If PyEdit's executable is ever repaired, however, you can enable associations with it instead of, or in addition to, its source-code version, by using the same procedure as that for source above, and globally replacing in it all the following's items on the left with their executable-version equivalents on the right:
PyEdit-source.zip ⇒ PyEdit.zip pyedit-source.desktop ⇒ pyedit-exe.desktop PyEdit-source ⇒ PyEdit-exe
The executable version's zipfile and
.desktop file can be fetched directly
This section provides general tips for using PyEdit on Linux. It mostly pertains to file-clicks mode on that platform, but also covers cosmetics settings that apply to all Linux usage.
On Linux, each file opened by PyEdit association clicks runs in its own process, as a main window. This means that:
By contrast, PyEdit's app on Mac OS opens clicked files as multiple popup
windows in the same, single process, by catching open-doc events.
This cycles colors automatically and detects changes across all clicked files,
but also may silently close all windows with the initial and hence main window.
Windows' association clicks use one process per file like Linux, but require
for a PC-platform sampler, see the screenshots
If you prefer the Mac OS single-process model, use PyEdit's "Pop" + "Open" toolbar buttons to open files in popups instead of main windows for clicks. This both enables the already-open test and automatically cycles colors, but inherits the potentially surprising mass auto-closes of Mac OS when the main window is closed.
when running both PyEdit's source-code and executable by file clicks on Linux,
its auto-saves folder will appear in your home folder,
unless you configure this otherwise. Look for
~ can also be called
and sometimes just
Home in file explorers.
Cosmetics note: as shipped, and as rendered by Linux today, PyEdit's Linux font and toolbar presets leave a bit to be desired. For better appearance and usability, the following changes are recommended (and too trivial for formal patch files):
textConfig.py: make the following two settings, at lines 101 and 148, respectively, to boost the starting font for text content, as well as the font for toolbar buttons (customize as you wish, but both must be large enough to use):
font = ('inconsolata', 12, 'normal') # also mono on Linux: 'courier new' toolbarFont = ('menlo', 12) # now labels (buttons render hugely)
textEditor.py: change the code at line 1175 to the following, to drop glyphs for more room, and pad small toolbar buttons with spaces for usability (the latter renders more clickably, and the former negates some added width):

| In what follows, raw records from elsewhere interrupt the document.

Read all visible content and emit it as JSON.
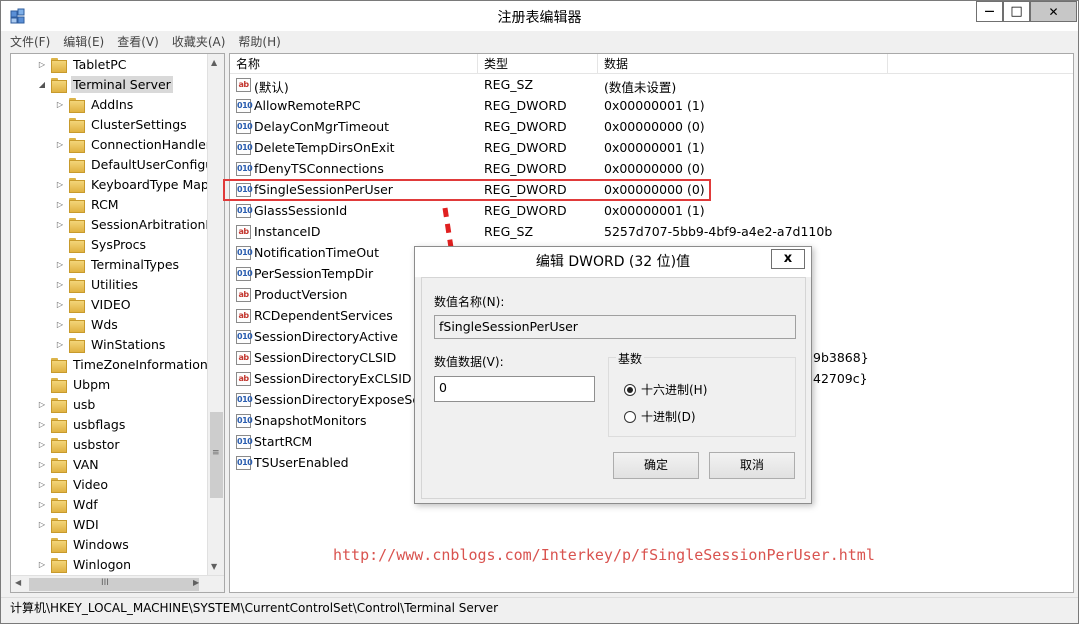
{
  "window": {
    "title": "注册表编辑器",
    "controls": {
      "minimize": "—",
      "maximize": "□",
      "close": "✕"
    }
  },
  "menu": [
    "文件(F)",
    "编辑(E)",
    "查看(V)",
    "收藏夹(A)",
    "帮助(H)"
  ],
  "tree": {
    "items": [
      {
        "label": "TabletPC",
        "expander": "▷"
      },
      {
        "label": "Terminal Server",
        "expander": "◢",
        "selected": true
      },
      {
        "label": "AddIns",
        "expander": "▷"
      },
      {
        "label": "ClusterSettings",
        "expander": ""
      },
      {
        "label": "ConnectionHandler",
        "expander": "▷"
      },
      {
        "label": "DefaultUserConfigu",
        "expander": ""
      },
      {
        "label": "KeyboardType Map",
        "expander": "▷"
      },
      {
        "label": "RCM",
        "expander": "▷"
      },
      {
        "label": "SessionArbitrationH",
        "expander": "▷"
      },
      {
        "label": "SysProcs",
        "expander": ""
      },
      {
        "label": "TerminalTypes",
        "expander": "▷"
      },
      {
        "label": "Utilities",
        "expander": "▷"
      },
      {
        "label": "VIDEO",
        "expander": "▷"
      },
      {
        "label": "Wds",
        "expander": "▷"
      },
      {
        "label": "WinStations",
        "expander": "▷"
      },
      {
        "label": "TimeZoneInformation",
        "expander": ""
      },
      {
        "label": "Ubpm",
        "expander": ""
      },
      {
        "label": "usb",
        "expander": "▷"
      },
      {
        "label": "usbflags",
        "expander": "▷"
      },
      {
        "label": "usbstor",
        "expander": "▷"
      },
      {
        "label": "VAN",
        "expander": "▷"
      },
      {
        "label": "Video",
        "expander": "▷"
      },
      {
        "label": "Wdf",
        "expander": "▷"
      },
      {
        "label": "WDI",
        "expander": "▷"
      },
      {
        "label": "Windows",
        "expander": ""
      },
      {
        "label": "Winlogon",
        "expander": "▷"
      }
    ],
    "scroll_grip": "≡",
    "hscroll_grip": "III"
  },
  "list": {
    "columns": [
      "名称",
      "类型",
      "数据"
    ],
    "rows": [
      {
        "icon": "ab",
        "kind": "sz",
        "name": "(默认)",
        "type": "REG_SZ",
        "data": "(数值未设置)"
      },
      {
        "icon": "010",
        "kind": "dw",
        "name": "AllowRemoteRPC",
        "type": "REG_DWORD",
        "data": "0x00000001 (1)"
      },
      {
        "icon": "010",
        "kind": "dw",
        "name": "DelayConMgrTimeout",
        "type": "REG_DWORD",
        "data": "0x00000000 (0)"
      },
      {
        "icon": "010",
        "kind": "dw",
        "name": "DeleteTempDirsOnExit",
        "type": "REG_DWORD",
        "data": "0x00000001 (1)"
      },
      {
        "icon": "010",
        "kind": "dw",
        "name": "fDenyTSConnections",
        "type": "REG_DWORD",
        "data": "0x00000000 (0)"
      },
      {
        "icon": "010",
        "kind": "dw",
        "name": "fSingleSessionPerUser",
        "type": "REG_DWORD",
        "data": "0x00000000 (0)"
      },
      {
        "icon": "010",
        "kind": "dw",
        "name": "GlassSessionId",
        "type": "REG_DWORD",
        "data": "0x00000001 (1)"
      },
      {
        "icon": "ab",
        "kind": "sz",
        "name": "InstanceID",
        "type": "REG_SZ",
        "data": "5257d707-5bb9-4bf9-a4e2-a7d110b"
      },
      {
        "icon": "010",
        "kind": "dw",
        "name": "NotificationTimeOut",
        "type": "",
        "data": ""
      },
      {
        "icon": "010",
        "kind": "dw",
        "name": "PerSessionTempDir",
        "type": "",
        "data": ""
      },
      {
        "icon": "ab",
        "kind": "sz",
        "name": "ProductVersion",
        "type": "",
        "data": ""
      },
      {
        "icon": "ab",
        "kind": "sz",
        "name": "RCDependentServices",
        "type": "",
        "data": ""
      },
      {
        "icon": "010",
        "kind": "dw",
        "name": "SessionDirectoryActive",
        "type": "",
        "data": ""
      },
      {
        "icon": "ab",
        "kind": "sz",
        "name": "SessionDirectoryCLSID",
        "type": "",
        "data": "9b3868}"
      },
      {
        "icon": "ab",
        "kind": "sz",
        "name": "SessionDirectoryExCLSID",
        "type": "",
        "data": "42709c}"
      },
      {
        "icon": "010",
        "kind": "dw",
        "name": "SessionDirectoryExposeServ",
        "type": "",
        "data": ""
      },
      {
        "icon": "010",
        "kind": "dw",
        "name": "SnapshotMonitors",
        "type": "",
        "data": ""
      },
      {
        "icon": "010",
        "kind": "dw",
        "name": "StartRCM",
        "type": "",
        "data": ""
      },
      {
        "icon": "010",
        "kind": "dw",
        "name": "TSUserEnabled",
        "type": "",
        "data": ""
      }
    ]
  },
  "dialog": {
    "title": "编辑 DWORD (32 位)值",
    "close": "x",
    "name_label": "数值名称(N):",
    "name_value": "fSingleSessionPerUser",
    "data_label": "数值数据(V):",
    "data_value": "0",
    "base_label": "基数",
    "radio_hex": "十六进制(H)",
    "radio_dec": "十进制(D)",
    "base_selected": "hex",
    "ok": "确定",
    "cancel": "取消"
  },
  "watermark": "http://www.cnblogs.com/Interkey/p/fSingleSessionPerUser.html",
  "status_path": "计算机\\HKEY_LOCAL_MACHINE\\SYSTEM\\CurrentControlSet\\Control\\Terminal Server",
  "colors": {
    "highlight": "#e03a3a",
    "watermark": "#d9534f",
    "selected_tree": "#d9d9d9"
  }
}
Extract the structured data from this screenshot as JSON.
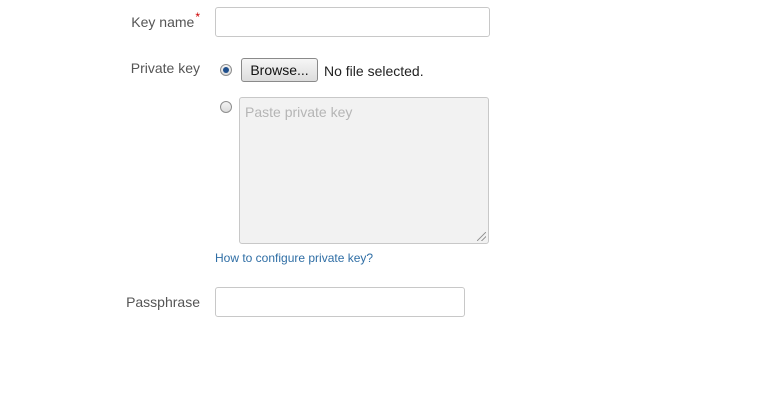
{
  "form": {
    "key_name": {
      "label": "Key name",
      "required_marker": "*",
      "value": ""
    },
    "private_key": {
      "label": "Private key",
      "file_option": {
        "selected": true,
        "browse_label": "Browse...",
        "file_status": "No file selected."
      },
      "paste_option": {
        "selected": false,
        "placeholder": "Paste private key",
        "value": ""
      },
      "help_link": "How to configure private key?"
    },
    "passphrase": {
      "label": "Passphrase",
      "value": ""
    }
  },
  "colors": {
    "link": "#2f6ea5",
    "required": "#cc0000",
    "input_border": "#c8c8c8",
    "textarea_background": "#f2f2f2",
    "radio_dot": "#1f4f8c"
  }
}
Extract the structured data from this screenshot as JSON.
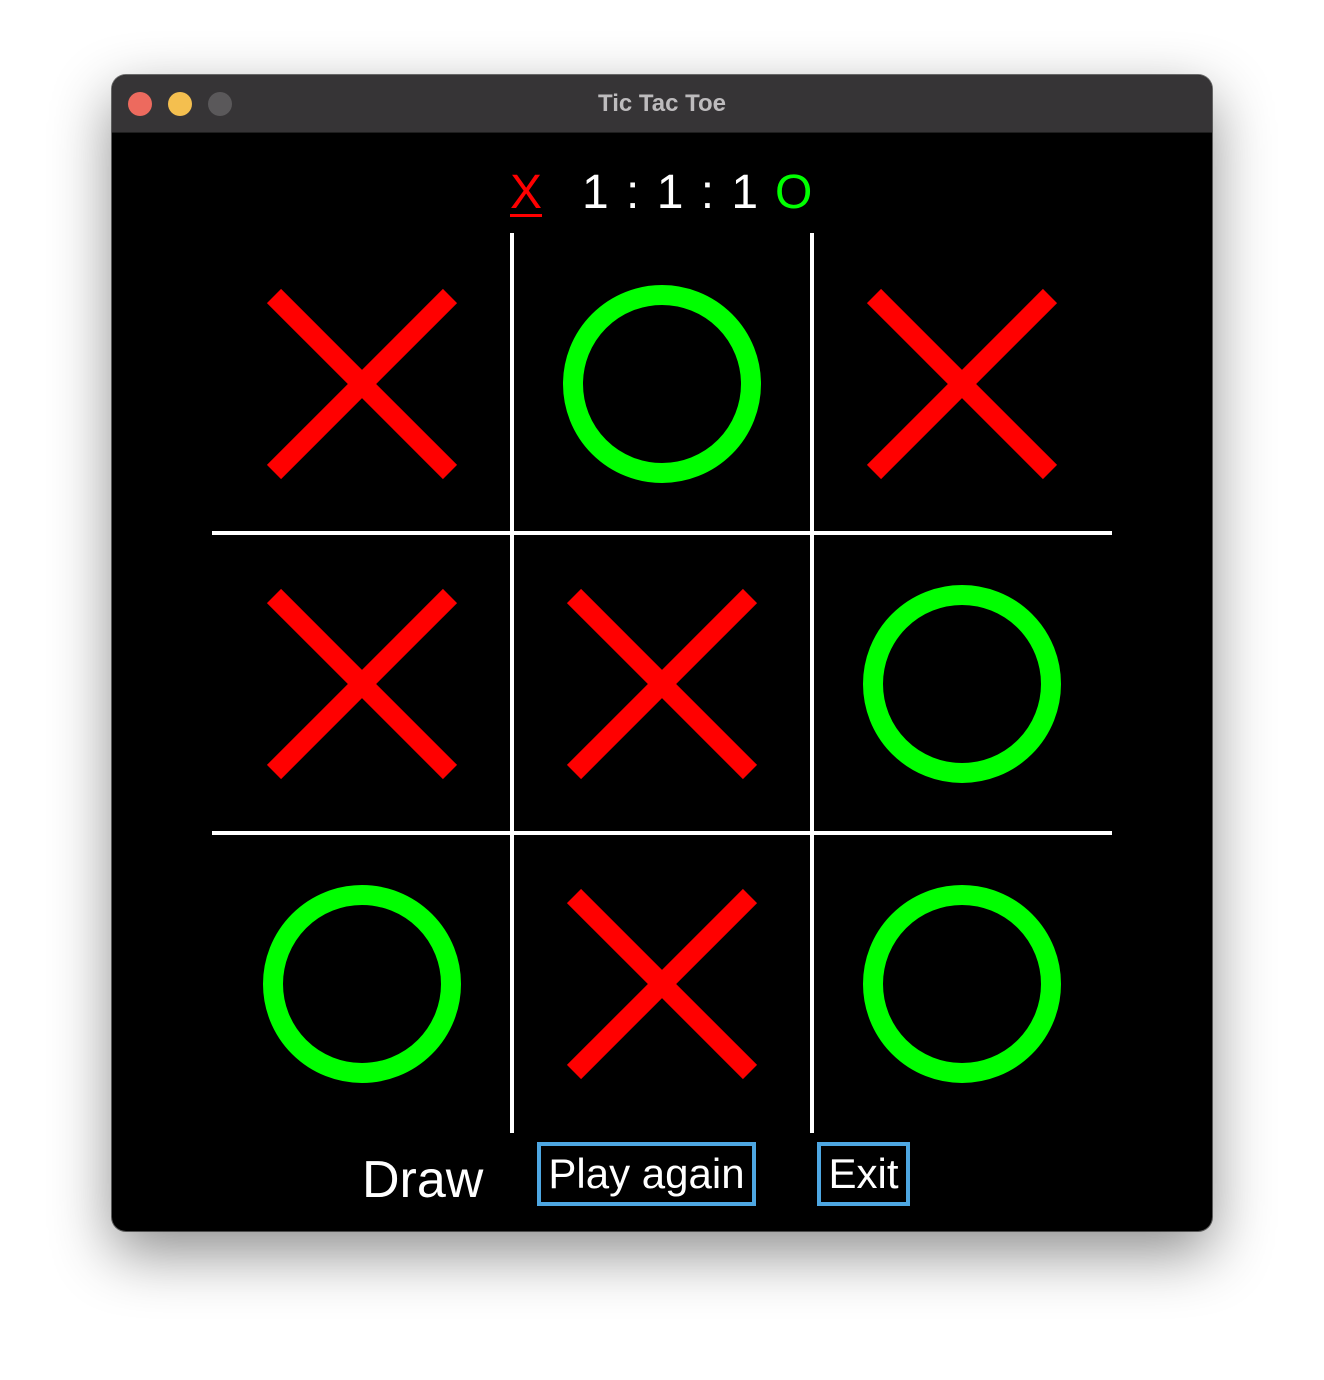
{
  "window": {
    "title": "Tic Tac Toe"
  },
  "score": {
    "x_label": "X",
    "text": "1 : 1 : 1",
    "o_label": "O",
    "current_turn": "X"
  },
  "board": {
    "cells": [
      [
        "X",
        "O",
        "X"
      ],
      [
        "X",
        "X",
        "O"
      ],
      [
        "O",
        "X",
        "O"
      ]
    ],
    "x_color": "#ff0000",
    "o_color": "#00ff00",
    "grid_color": "#ffffff"
  },
  "status": {
    "text": "Draw"
  },
  "buttons": {
    "play_again_label": "Play again",
    "exit_label": "Exit",
    "border_color": "#4ea7e2"
  }
}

if RunningOnWindows: # delete 'or RunningOnLinux' ....as is... elif RunningOnLinux: # insert: drop glyphs, pad chars runcode, popup = 'Run', 'Pop' bg, fg, inc, dec, pick, wrap = [' %s ' % char for char in 'bf+-?↲']
For more on using PyEdit in general, see its home page and User Guide.
Disclaimer: the associations procedures described above are known to work on Ubuntu desktop Linux 20.04.1 LTS and its preinstalled Nautilus/Files and Gnome 3.36.3. Given Linux's high degree of variability, morph, and bifurcation, they may or may not apply to other versions, and may or may not have any relevance to other Linux file managers (e.g., Dolphin, Nemo).
Simply put, flux is the norm on Linux (indeed, just three years of Linux changes sufficed to badly break fonts and other functionality in PyEdit's executable), so it's impossible to guarantee applicability outside a specific use case. Please see the web for other solutions where needed.
Also note that this page applies to desktop Linux only. Android is based on Linux and runs PyEdit's source-code version too, but presently requires PyEdit itself to be opened and launched by an IDE app. For details and screenshots, see this doc.